Items from a data source
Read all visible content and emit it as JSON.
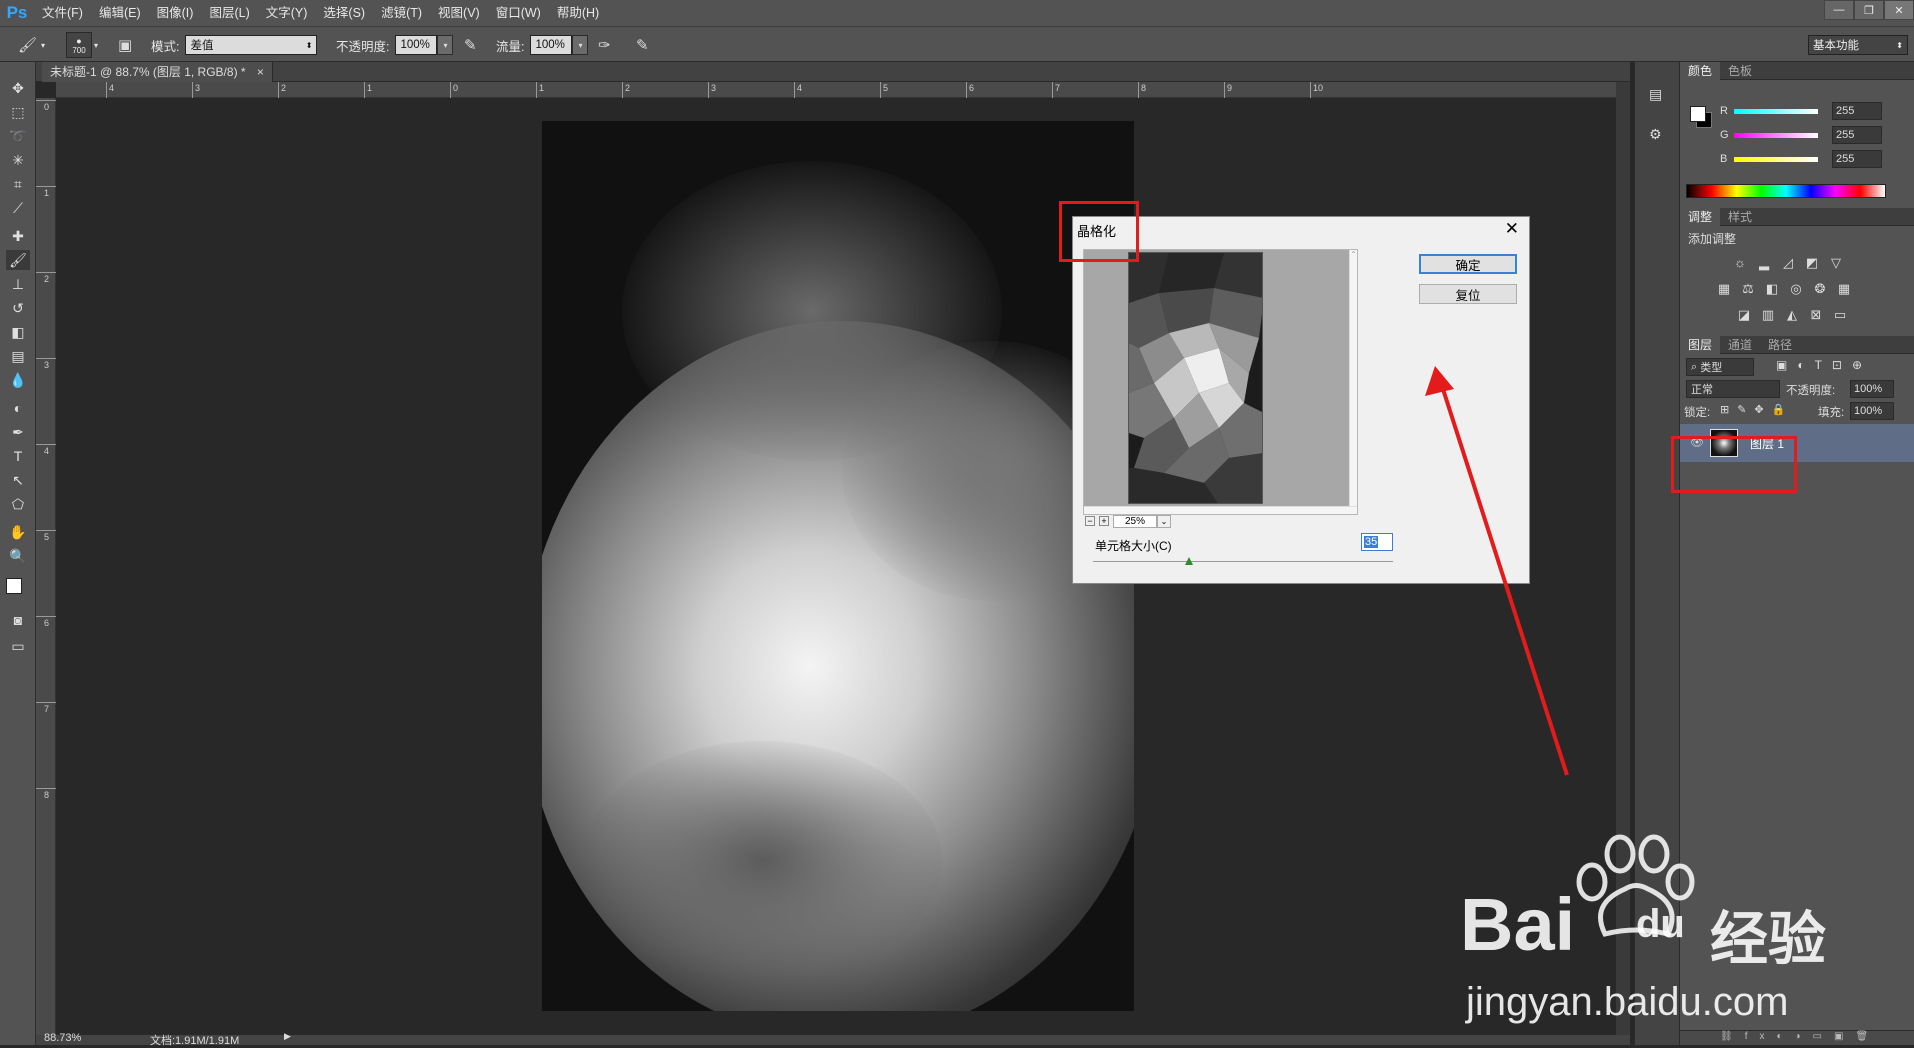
{
  "app": {
    "logo": "Ps"
  },
  "menu": [
    "文件(F)",
    "编辑(E)",
    "图像(I)",
    "图层(L)",
    "文字(Y)",
    "选择(S)",
    "滤镜(T)",
    "视图(V)",
    "窗口(W)",
    "帮助(H)"
  ],
  "options": {
    "brush_size": "700",
    "mode_label": "模式:",
    "mode_value": "差值",
    "opacity_label": "不透明度:",
    "opacity_value": "100%",
    "flow_label": "流量:",
    "flow_value": "100%",
    "workspace": "基本功能"
  },
  "document": {
    "tab_title": "未标题-1 @ 88.7% (图层 1, RGB/8) *",
    "tab_close": "×",
    "zoom": "88.73%",
    "doc_info": "文档:1.91M/1.91M"
  },
  "rulers": {
    "h": [
      "4",
      "3",
      "2",
      "1",
      "0",
      "1",
      "2",
      "3",
      "4",
      "5",
      "6",
      "7",
      "8",
      "9",
      "10"
    ],
    "v": [
      "0",
      "1",
      "2",
      "3",
      "4",
      "5",
      "6",
      "7",
      "8"
    ]
  },
  "color_panel": {
    "tabs": [
      "颜色",
      "色板"
    ],
    "channels": [
      {
        "label": "R",
        "value": "255",
        "color": "#00ffff"
      },
      {
        "label": "G",
        "value": "255",
        "color": "#ff00ff"
      },
      {
        "label": "B",
        "value": "255",
        "color": "#ffff00"
      }
    ]
  },
  "adjustments_panel": {
    "tabs": [
      "调整",
      "样式"
    ],
    "title": "添加调整"
  },
  "layers_panel": {
    "tabs": [
      "图层",
      "通道",
      "路径"
    ],
    "filter_kind": "类型",
    "blend_mode": "正常",
    "opacity_label": "不透明度:",
    "opacity_value": "100%",
    "lock_label": "锁定:",
    "fill_label": "填充:",
    "fill_value": "100%",
    "layers": [
      {
        "name": "图层 1"
      }
    ]
  },
  "dialog": {
    "title": "晶格化",
    "ok": "确定",
    "reset": "复位",
    "preview_zoom": "25%",
    "cell_size_label": "单元格大小(C)",
    "cell_size_value": "35"
  },
  "watermark": {
    "brand": "Bai",
    "brand2": "du",
    "brand_cn": "经验",
    "url": "jingyan.baidu.com"
  },
  "colors": {
    "accent_red": "#e31b1b",
    "selection_blue": "#3c7fd3",
    "ps_blue": "#31a8ff"
  }
}
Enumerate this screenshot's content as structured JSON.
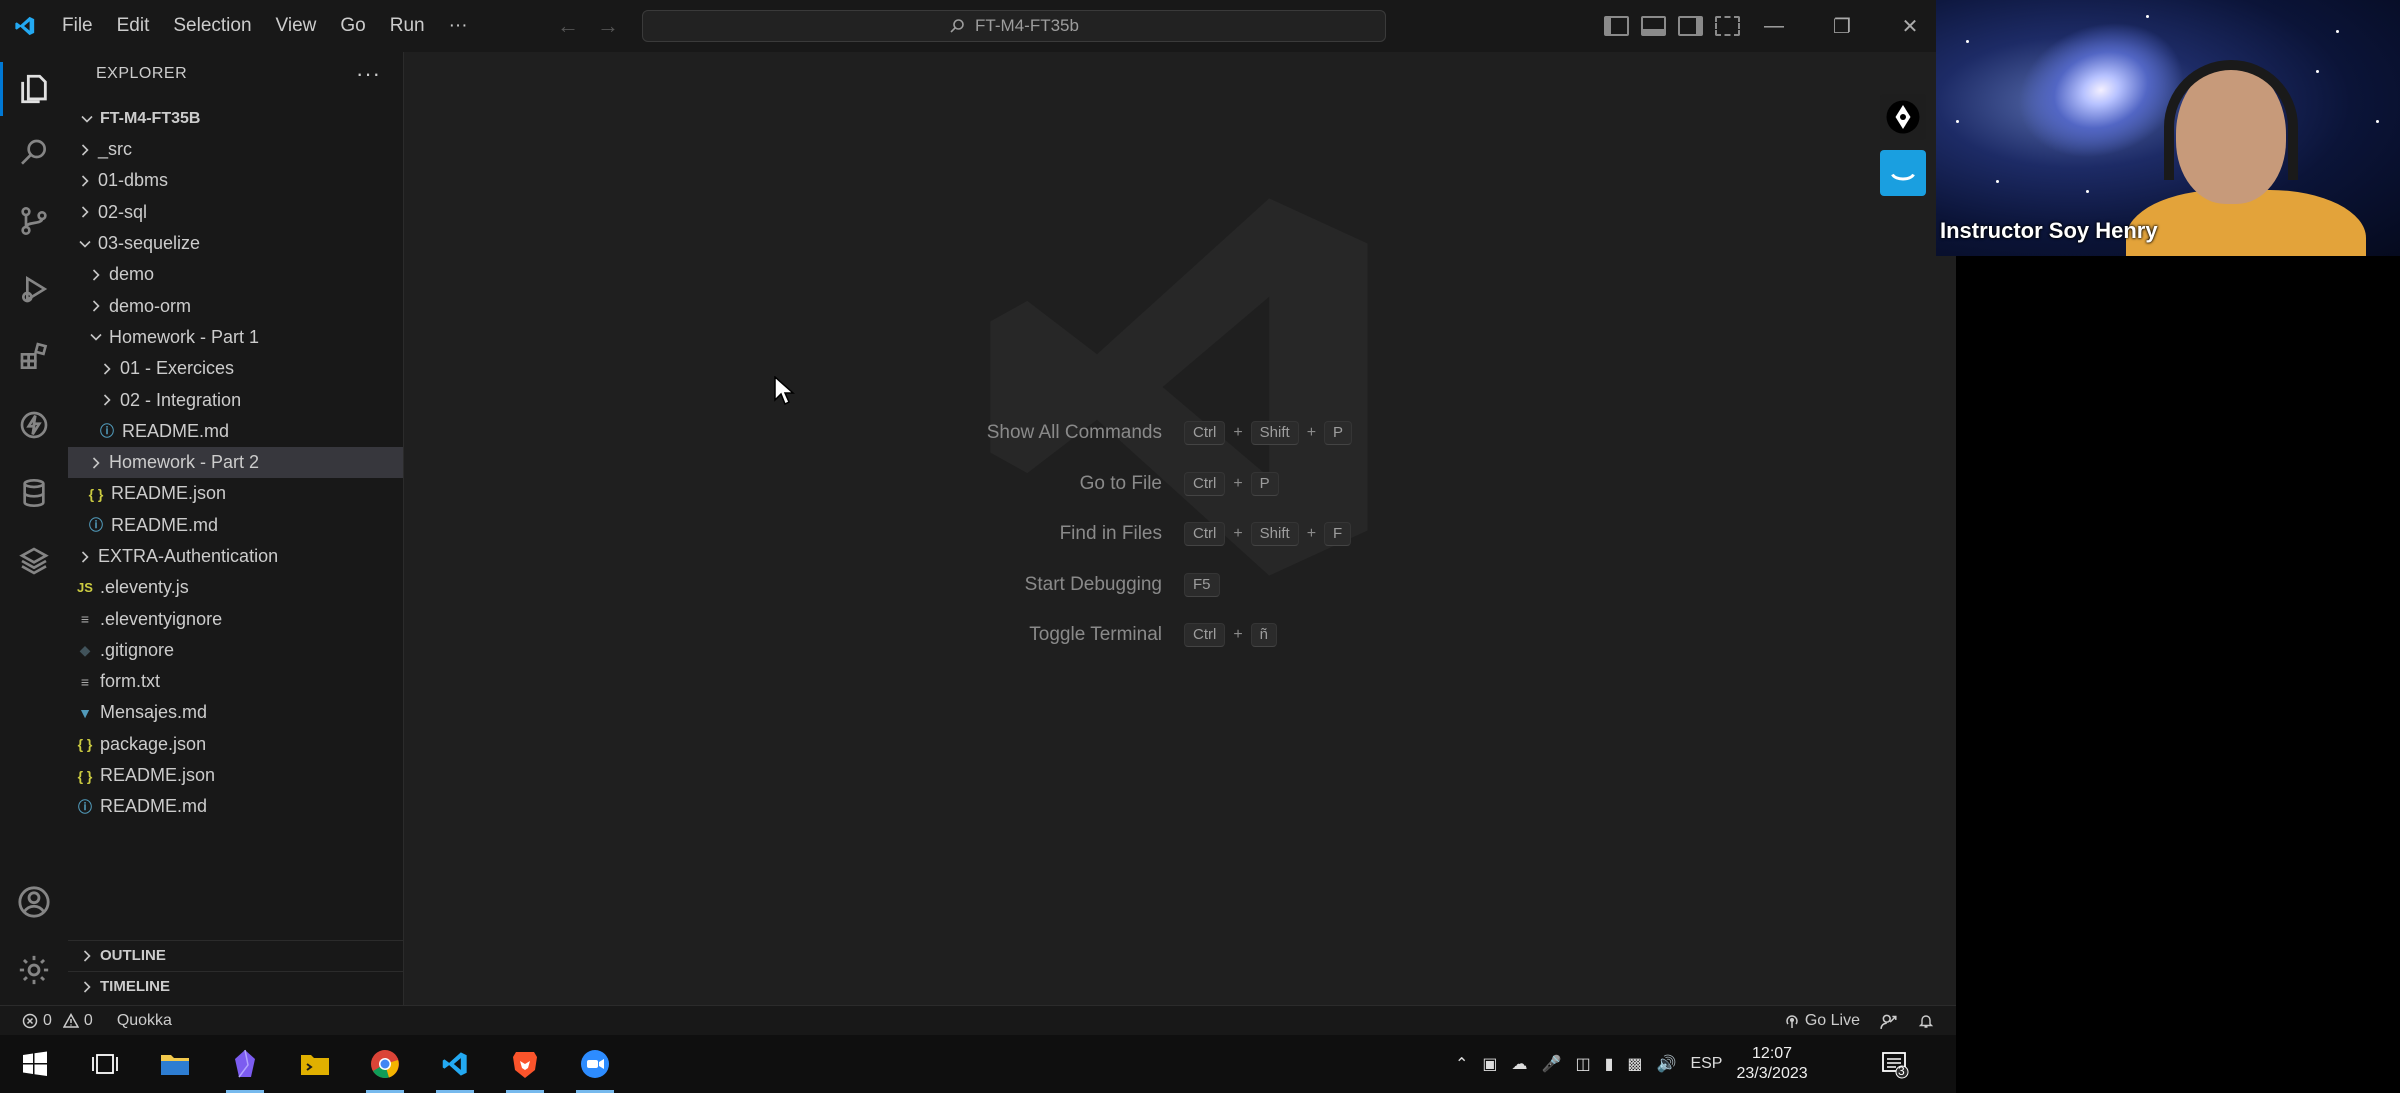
{
  "titlebar": {
    "menu": [
      "File",
      "Edit",
      "Selection",
      "View",
      "Go",
      "Run",
      "···"
    ],
    "command_center": "FT-M4-FT35b"
  },
  "explorer": {
    "title": "EXPLORER",
    "more": "···",
    "root": "FT-M4-FT35B",
    "items": [
      {
        "label": "_src",
        "depth": 1,
        "kind": "folder",
        "expanded": false
      },
      {
        "label": "01-dbms",
        "depth": 1,
        "kind": "folder",
        "expanded": false
      },
      {
        "label": "02-sql",
        "depth": 1,
        "kind": "folder",
        "expanded": false
      },
      {
        "label": "03-sequelize",
        "depth": 1,
        "kind": "folder",
        "expanded": true
      },
      {
        "label": "demo",
        "depth": 2,
        "kind": "folder",
        "expanded": false
      },
      {
        "label": "demo-orm",
        "depth": 2,
        "kind": "folder",
        "expanded": false
      },
      {
        "label": "Homework - Part 1",
        "depth": 2,
        "kind": "folder",
        "expanded": true
      },
      {
        "label": "01 - Exercices",
        "depth": 3,
        "kind": "folder",
        "expanded": false
      },
      {
        "label": "02 - Integration",
        "depth": 3,
        "kind": "folder",
        "expanded": false
      },
      {
        "label": "README.md",
        "depth": 3,
        "kind": "info"
      },
      {
        "label": "Homework - Part 2",
        "depth": 2,
        "kind": "folder",
        "expanded": false,
        "selected": true
      },
      {
        "label": "README.json",
        "depth": 2,
        "kind": "json"
      },
      {
        "label": "README.md",
        "depth": 2,
        "kind": "info"
      },
      {
        "label": "EXTRA-Authentication",
        "depth": 1,
        "kind": "folder",
        "expanded": false
      },
      {
        "label": ".eleventy.js",
        "depth": 1,
        "kind": "js"
      },
      {
        "label": ".eleventyignore",
        "depth": 1,
        "kind": "lines"
      },
      {
        "label": ".gitignore",
        "depth": 1,
        "kind": "git"
      },
      {
        "label": "form.txt",
        "depth": 1,
        "kind": "lines"
      },
      {
        "label": "Mensajes.md",
        "depth": 1,
        "kind": "md"
      },
      {
        "label": "package.json",
        "depth": 1,
        "kind": "json"
      },
      {
        "label": "README.json",
        "depth": 1,
        "kind": "json"
      },
      {
        "label": "README.md",
        "depth": 1,
        "kind": "info"
      }
    ],
    "outline": "OUTLINE",
    "timeline": "TIMELINE"
  },
  "welcome": {
    "shortcuts": [
      {
        "label": "Show All Commands",
        "keys": [
          "Ctrl",
          "Shift",
          "P"
        ]
      },
      {
        "label": "Go to File",
        "keys": [
          "Ctrl",
          "P"
        ]
      },
      {
        "label": "Find in Files",
        "keys": [
          "Ctrl",
          "Shift",
          "F"
        ]
      },
      {
        "label": "Start Debugging",
        "keys": [
          "F5"
        ]
      },
      {
        "label": "Toggle Terminal",
        "keys": [
          "Ctrl",
          "ñ"
        ]
      }
    ]
  },
  "statusbar": {
    "errors": "0",
    "warnings": "0",
    "quokka": "Quokka",
    "go_live": "Go Live"
  },
  "webcam": {
    "name": "Instructor Soy Henry"
  },
  "taskbar": {
    "language": "ESP",
    "time": "12:07",
    "date": "23/3/2023",
    "notifications": "3"
  },
  "colors": {
    "accent": "#0078d4",
    "editor_bg": "#1f1f1f",
    "sidebar_bg": "#181818",
    "selected_row": "#37373d"
  }
}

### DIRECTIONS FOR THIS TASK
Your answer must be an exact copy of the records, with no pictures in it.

### PROBLEM SOLUTION
Read all visible content and emit it as JSON.
{
  "app": {
    "logo": "Ps"
  },
  "menu": [
    "文件(F)",
    "编辑(E)",
    "图像(I)",
    "图层(L)",
    "文字(Y)",
    "选择(S)",
    "滤镜(T)",
    "视图(V)",
    "窗口(W)",
    "帮助(H)"
  ],
  "options": {
    "brush_size": "700",
    "mode_label": "模式:",
    "mode_value": "差值",
    "opacity_label": "不透明度:",
    "opacity_value": "100%",
    "flow_label": "流量:",
    "flow_value": "100%",
    "workspace": "基本功能"
  },
  "document": {
    "tab_title": "未标题-1 @ 88.7% (图层 1, RGB/8) *",
    "tab_close": "×",
    "zoom": "88.73%",
    "doc_info": "文档:1.91M/1.91M"
  },
  "rulers": {
    "h": [
      "4",
      "3",
      "2",
      "1",
      "0",
      "1",
      "2",
      "3",
      "4",
      "5",
      "6",
      "7",
      "8",
      "9",
      "10"
    ],
    "v": [
      "0",
      "1",
      "2",
      "3",
      "4",
      "5",
      "6",
      "7",
      "8"
    ]
  },
  "color_panel": {
    "tabs": [
      "颜色",
      "色板"
    ],
    "channels": [
      {
        "label": "R",
        "value": "255",
        "color": "#00ffff"
      },
      {
        "label": "G",
        "value": "255",
        "color": "#ff00ff"
      },
      {
        "label": "B",
        "value": "255",
        "color": "#ffff00"
      }
    ]
  },
  "adjustments_panel": {
    "tabs": [
      "调整",
      "样式"
    ],
    "title": "添加调整"
  },
  "layers_panel": {
    "tabs": [
      "图层",
      "通道",
      "路径"
    ],
    "filter_kind": "类型",
    "blend_mode": "正常",
    "opacity_label": "不透明度:",
    "opacity_value": "100%",
    "lock_label": "锁定:",
    "fill_label": "填充:",
    "fill_value": "100%",
    "layers": [
      {
        "name": "图层 1"
      }
    ]
  },
  "dialog": {
    "title": "晶格化",
    "ok": "确定",
    "reset": "复位",
    "preview_zoom": "25%",
    "cell_size_label": "单元格大小(C)",
    "cell_size_value": "35"
  },
  "watermark": {
    "brand": "Bai",
    "brand2": "du",
    "brand_cn": "经验",
    "url": "jingyan.baidu.com"
  },
  "colors": {
    "accent_red": "#e31b1b",
    "selection_blue": "#3c7fd3",
    "ps_blue": "#31a8ff"
  }
}
Enumerate this screenshot's content as structured JSON.
{
  "titlebar": {
    "menu": [
      "File",
      "Edit",
      "Selection",
      "View",
      "Go",
      "Run",
      "···"
    ],
    "command_center": "FT-M4-FT35b"
  },
  "explorer": {
    "title": "EXPLORER",
    "more": "···",
    "root": "FT-M4-FT35B",
    "items": [
      {
        "label": "_src",
        "depth": 1,
        "kind": "folder",
        "expanded": false
      },
      {
        "label": "01-dbms",
        "depth": 1,
        "kind": "folder",
        "expanded": false
      },
      {
        "label": "02-sql",
        "depth": 1,
        "kind": "folder",
        "expanded": false
      },
      {
        "label": "03-sequelize",
        "depth": 1,
        "kind": "folder",
        "expanded": true
      },
      {
        "label": "demo",
        "depth": 2,
        "kind": "folder",
        "expanded": false
      },
      {
        "label": "demo-orm",
        "depth": 2,
        "kind": "folder",
        "expanded": false
      },
      {
        "label": "Homework - Part 1",
        "depth": 2,
        "kind": "folder",
        "expanded": true
      },
      {
        "label": "01 - Exercices",
        "depth": 3,
        "kind": "folder",
        "expanded": false
      },
      {
        "label": "02 - Integration",
        "depth": 3,
        "kind": "folder",
        "expanded": false
      },
      {
        "label": "README.md",
        "depth": 3,
        "kind": "info"
      },
      {
        "label": "Homework - Part 2",
        "depth": 2,
        "kind": "folder",
        "expanded": false,
        "selected": true
      },
      {
        "label": "README.json",
        "depth": 2,
        "kind": "json"
      },
      {
        "label": "README.md",
        "depth": 2,
        "kind": "info"
      },
      {
        "label": "EXTRA-Authentication",
        "depth": 1,
        "kind": "folder",
        "expanded": false
      },
      {
        "label": ".eleventy.js",
        "depth": 1,
        "kind": "js"
      },
      {
        "label": ".eleventyignore",
        "depth": 1,
        "kind": "lines"
      },
      {
        "label": ".gitignore",
        "depth": 1,
        "kind": "git"
      },
      {
        "label": "form.txt",
        "depth": 1,
        "kind": "lines"
      },
      {
        "label": "Mensajes.md",
        "depth": 1,
        "kind": "md"
      },
      {
        "label": "package.json",
        "depth": 1,
        "kind": "json"
      },
      {
        "label": "README.json",
        "depth": 1,
        "kind": "json"
      },
      {
        "label": "README.md",
        "depth": 1,
        "kind": "info"
      }
    ],
    "outline": "OUTLINE",
    "timeline": "TIMELINE"
  },
  "welcome": {
    "shortcuts": [
      {
        "label": "Show All Commands",
        "keys": [
          "Ctrl",
          "Shift",
          "P"
        ]
      },
      {
        "label": "Go to File",
        "keys": [
          "Ctrl",
          "P"
        ]
      },
      {
        "label": "Find in Files",
        "keys": [
          "Ctrl",
          "Shift",
          "F"
        ]
      },
      {
        "label": "Start Debugging",
        "keys": [
          "F5"
        ]
      },
      {
        "label": "Toggle Terminal",
        "keys": [
          "Ctrl",
          "ñ"
        ]
      }
    ]
  },
  "statusbar": {
    "errors": "0",
    "warnings": "0",
    "quokka": "Quokka",
    "go_live": "Go Live"
  },
  "webcam": {
    "name": "Instructor Soy Henry"
  },
  "taskbar": {
    "language": "ESP",
    "time": "12:07",
    "date": "23/3/2023",
    "notifications": "3"
  },
  "colors": {
    "accent": "#0078d4",
    "editor_bg": "#1f1f1f",
    "sidebar_bg": "#181818",
    "selected_row": "#37373d"
  }
}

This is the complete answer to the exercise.